---------- RECORDS SHOWN ----------

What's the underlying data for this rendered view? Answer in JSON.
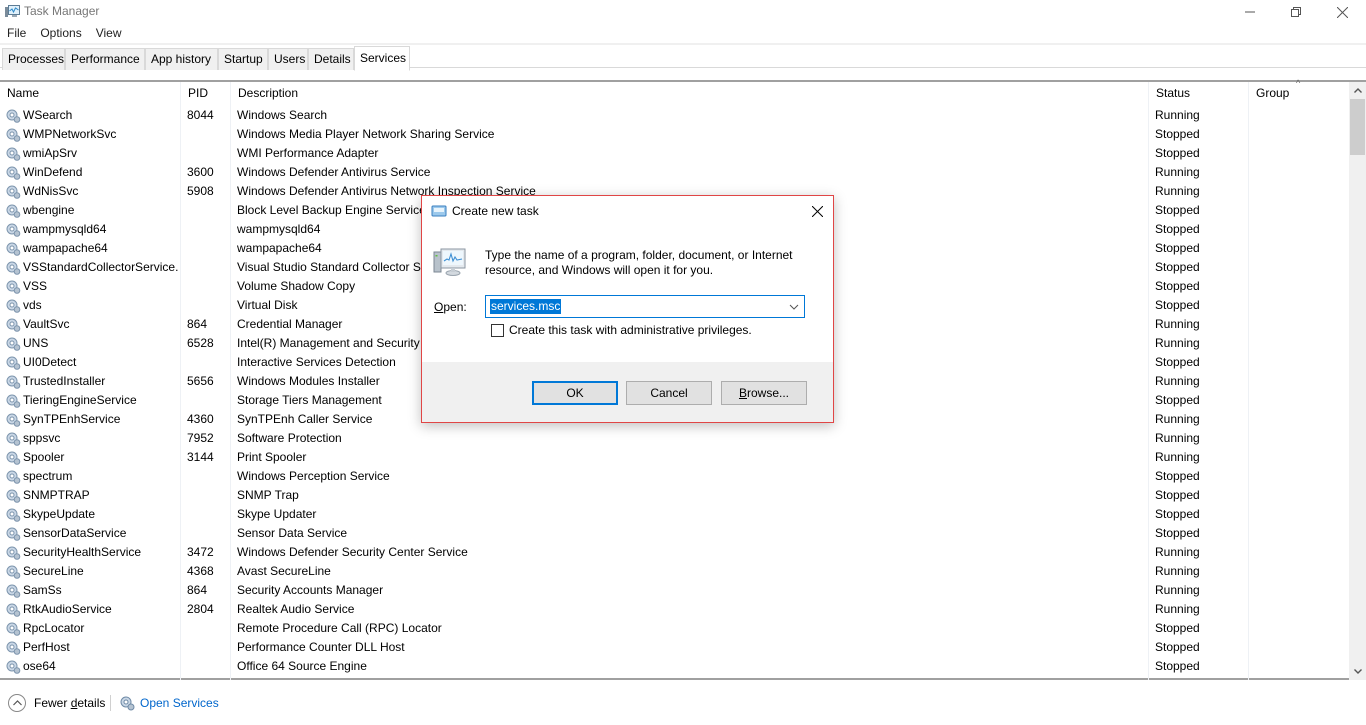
{
  "window": {
    "title": "Task Manager",
    "controls": {
      "minimize": "minimize",
      "maximize": "restore",
      "close": "close"
    }
  },
  "menu": [
    "File",
    "Options",
    "View"
  ],
  "tabs": [
    {
      "label": "Processes",
      "active": false
    },
    {
      "label": "Performance",
      "active": false
    },
    {
      "label": "App history",
      "active": false
    },
    {
      "label": "Startup",
      "active": false
    },
    {
      "label": "Users",
      "active": false
    },
    {
      "label": "Details",
      "active": false
    },
    {
      "label": "Services",
      "active": true
    }
  ],
  "table": {
    "columns": {
      "name": "Name",
      "pid": "PID",
      "description": "Description",
      "status": "Status",
      "group": "Group"
    },
    "sort_indicator": "^",
    "rows": [
      {
        "name": "WSearch",
        "pid": "8044",
        "description": "Windows Search",
        "status": "Running"
      },
      {
        "name": "WMPNetworkSvc",
        "pid": "",
        "description": "Windows Media Player Network Sharing Service",
        "status": "Stopped"
      },
      {
        "name": "wmiApSrv",
        "pid": "",
        "description": "WMI Performance Adapter",
        "status": "Stopped"
      },
      {
        "name": "WinDefend",
        "pid": "3600",
        "description": "Windows Defender Antivirus Service",
        "status": "Running"
      },
      {
        "name": "WdNisSvc",
        "pid": "5908",
        "description": "Windows Defender Antivirus Network Inspection Service",
        "status": "Running"
      },
      {
        "name": "wbengine",
        "pid": "",
        "description": "Block Level Backup Engine Service",
        "status": "Stopped"
      },
      {
        "name": "wampmysqld64",
        "pid": "",
        "description": "wampmysqld64",
        "status": "Stopped"
      },
      {
        "name": "wampapache64",
        "pid": "",
        "description": "wampapache64",
        "status": "Stopped"
      },
      {
        "name": "VSStandardCollectorService...",
        "pid": "",
        "description": "Visual Studio Standard Collector Service",
        "status": "Stopped"
      },
      {
        "name": "VSS",
        "pid": "",
        "description": "Volume Shadow Copy",
        "status": "Stopped"
      },
      {
        "name": "vds",
        "pid": "",
        "description": "Virtual Disk",
        "status": "Stopped"
      },
      {
        "name": "VaultSvc",
        "pid": "864",
        "description": "Credential Manager",
        "status": "Running"
      },
      {
        "name": "UNS",
        "pid": "6528",
        "description": "Intel(R) Management and Security Application User Notification Service",
        "status": "Running"
      },
      {
        "name": "UI0Detect",
        "pid": "",
        "description": "Interactive Services Detection",
        "status": "Stopped"
      },
      {
        "name": "TrustedInstaller",
        "pid": "5656",
        "description": "Windows Modules Installer",
        "status": "Running"
      },
      {
        "name": "TieringEngineService",
        "pid": "",
        "description": "Storage Tiers Management",
        "status": "Stopped"
      },
      {
        "name": "SynTPEnhService",
        "pid": "4360",
        "description": "SynTPEnh Caller Service",
        "status": "Running"
      },
      {
        "name": "sppsvc",
        "pid": "7952",
        "description": "Software Protection",
        "status": "Running"
      },
      {
        "name": "Spooler",
        "pid": "3144",
        "description": "Print Spooler",
        "status": "Running"
      },
      {
        "name": "spectrum",
        "pid": "",
        "description": "Windows Perception Service",
        "status": "Stopped"
      },
      {
        "name": "SNMPTRAP",
        "pid": "",
        "description": "SNMP Trap",
        "status": "Stopped"
      },
      {
        "name": "SkypeUpdate",
        "pid": "",
        "description": "Skype Updater",
        "status": "Stopped"
      },
      {
        "name": "SensorDataService",
        "pid": "",
        "description": "Sensor Data Service",
        "status": "Stopped"
      },
      {
        "name": "SecurityHealthService",
        "pid": "3472",
        "description": "Windows Defender Security Center Service",
        "status": "Running"
      },
      {
        "name": "SecureLine",
        "pid": "4368",
        "description": "Avast SecureLine",
        "status": "Running"
      },
      {
        "name": "SamSs",
        "pid": "864",
        "description": "Security Accounts Manager",
        "status": "Running"
      },
      {
        "name": "RtkAudioService",
        "pid": "2804",
        "description": "Realtek Audio Service",
        "status": "Running"
      },
      {
        "name": "RpcLocator",
        "pid": "",
        "description": "Remote Procedure Call (RPC) Locator",
        "status": "Stopped"
      },
      {
        "name": "PerfHost",
        "pid": "",
        "description": "Performance Counter DLL Host",
        "status": "Stopped"
      },
      {
        "name": "ose64",
        "pid": "",
        "description": "Office 64 Source Engine",
        "status": "Stopped"
      }
    ]
  },
  "footer": {
    "fewer_details_pre": "Fewer ",
    "fewer_details_mnemonic": "d",
    "fewer_details_post": "etails",
    "open_services": "Open Services"
  },
  "dialog": {
    "title": "Create new task",
    "message": "Type the name of a program, folder, document, or Internet resource, and Windows will open it for you.",
    "open_label_mnemonic": "O",
    "open_label_rest": "pen:",
    "open_value": "services.msc",
    "admin_checkbox_label": "Create this task with administrative privileges.",
    "admin_checked": false,
    "ok_label": "OK",
    "cancel_label": "Cancel",
    "browse_mnemonic": "B",
    "browse_rest": "rowse..."
  },
  "colors": {
    "accent": "#0078d7",
    "dialog_border": "#e04646",
    "link": "#0066cc"
  }
}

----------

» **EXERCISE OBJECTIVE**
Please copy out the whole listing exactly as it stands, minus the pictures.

» **YOUR RESPONSE**
What's the underlying data for this rendered view? Answer in JSON.
{
  "window": {
    "title": "Task Manager",
    "controls": {
      "minimize": "minimize",
      "maximize": "restore",
      "close": "close"
    }
  },
  "menu": [
    "File",
    "Options",
    "View"
  ],
  "tabs": [
    {
      "label": "Processes",
      "active": false
    },
    {
      "label": "Performance",
      "active": false
    },
    {
      "label": "App history",
      "active": false
    },
    {
      "label": "Startup",
      "active": false
    },
    {
      "label": "Users",
      "active": false
    },
    {
      "label": "Details",
      "active": false
    },
    {
      "label": "Services",
      "active": true
    }
  ],
  "table": {
    "columns": {
      "name": "Name",
      "pid": "PID",
      "description": "Description",
      "status": "Status",
      "group": "Group"
    },
    "sort_indicator": "^",
    "rows": [
      {
        "name": "WSearch",
        "pid": "8044",
        "description": "Windows Search",
        "status": "Running"
      },
      {
        "name": "WMPNetworkSvc",
        "pid": "",
        "description": "Windows Media Player Network Sharing Service",
        "status": "Stopped"
      },
      {
        "name": "wmiApSrv",
        "pid": "",
        "description": "WMI Performance Adapter",
        "status": "Stopped"
      },
      {
        "name": "WinDefend",
        "pid": "3600",
        "description": "Windows Defender Antivirus Service",
        "status": "Running"
      },
      {
        "name": "WdNisSvc",
        "pid": "5908",
        "description": "Windows Defender Antivirus Network Inspection Service",
        "status": "Running"
      },
      {
        "name": "wbengine",
        "pid": "",
        "description": "Block Level Backup Engine Service",
        "status": "Stopped"
      },
      {
        "name": "wampmysqld64",
        "pid": "",
        "description": "wampmysqld64",
        "status": "Stopped"
      },
      {
        "name": "wampapache64",
        "pid": "",
        "description": "wampapache64",
        "status": "Stopped"
      },
      {
        "name": "VSStandardCollectorService...",
        "pid": "",
        "description": "Visual Studio Standard Collector Service",
        "status": "Stopped"
      },
      {
        "name": "VSS",
        "pid": "",
        "description": "Volume Shadow Copy",
        "status": "Stopped"
      },
      {
        "name": "vds",
        "pid": "",
        "description": "Virtual Disk",
        "status": "Stopped"
      },
      {
        "name": "VaultSvc",
        "pid": "864",
        "description": "Credential Manager",
        "status": "Running"
      },
      {
        "name": "UNS",
        "pid": "6528",
        "description": "Intel(R) Management and Security Application User Notification Service",
        "status": "Running"
      },
      {
        "name": "UI0Detect",
        "pid": "",
        "description": "Interactive Services Detection",
        "status": "Stopped"
      },
      {
        "name": "TrustedInstaller",
        "pid": "5656",
        "description": "Windows Modules Installer",
        "status": "Running"
      },
      {
        "name": "TieringEngineService",
        "pid": "",
        "description": "Storage Tiers Management",
        "status": "Stopped"
      },
      {
        "name": "SynTPEnhService",
        "pid": "4360",
        "description": "SynTPEnh Caller Service",
        "status": "Running"
      },
      {
        "name": "sppsvc",
        "pid": "7952",
        "description": "Software Protection",
        "status": "Running"
      },
      {
        "name": "Spooler",
        "pid": "3144",
        "description": "Print Spooler",
        "status": "Running"
      },
      {
        "name": "spectrum",
        "pid": "",
        "description": "Windows Perception Service",
        "status": "Stopped"
      },
      {
        "name": "SNMPTRAP",
        "pid": "",
        "description": "SNMP Trap",
        "status": "Stopped"
      },
      {
        "name": "SkypeUpdate",
        "pid": "",
        "description": "Skype Updater",
        "status": "Stopped"
      },
      {
        "name": "SensorDataService",
        "pid": "",
        "description": "Sensor Data Service",
        "status": "Stopped"
      },
      {
        "name": "SecurityHealthService",
        "pid": "3472",
        "description": "Windows Defender Security Center Service",
        "status": "Running"
      },
      {
        "name": "SecureLine",
        "pid": "4368",
        "description": "Avast SecureLine",
        "status": "Running"
      },
      {
        "name": "SamSs",
        "pid": "864",
        "description": "Security Accounts Manager",
        "status": "Running"
      },
      {
        "name": "RtkAudioService",
        "pid": "2804",
        "description": "Realtek Audio Service",
        "status": "Running"
      },
      {
        "name": "RpcLocator",
        "pid": "",
        "description": "Remote Procedure Call (RPC) Locator",
        "status": "Stopped"
      },
      {
        "name": "PerfHost",
        "pid": "",
        "description": "Performance Counter DLL Host",
        "status": "Stopped"
      },
      {
        "name": "ose64",
        "pid": "",
        "description": "Office 64 Source Engine",
        "status": "Stopped"
      }
    ]
  },
  "footer": {
    "fewer_details_pre": "Fewer ",
    "fewer_details_mnemonic": "d",
    "fewer_details_post": "etails",
    "open_services": "Open Services"
  },
  "dialog": {
    "title": "Create new task",
    "message": "Type the name of a program, folder, document, or Internet resource, and Windows will open it for you.",
    "open_label_mnemonic": "O",
    "open_label_rest": "pen:",
    "open_value": "services.msc",
    "admin_checkbox_label": "Create this task with administrative privileges.",
    "admin_checked": false,
    "ok_label": "OK",
    "cancel_label": "Cancel",
    "browse_mnemonic": "B",
    "browse_rest": "rowse..."
  },
  "colors": {
    "accent": "#0078d7",
    "dialog_border": "#e04646",
    "link": "#0066cc"
  }
}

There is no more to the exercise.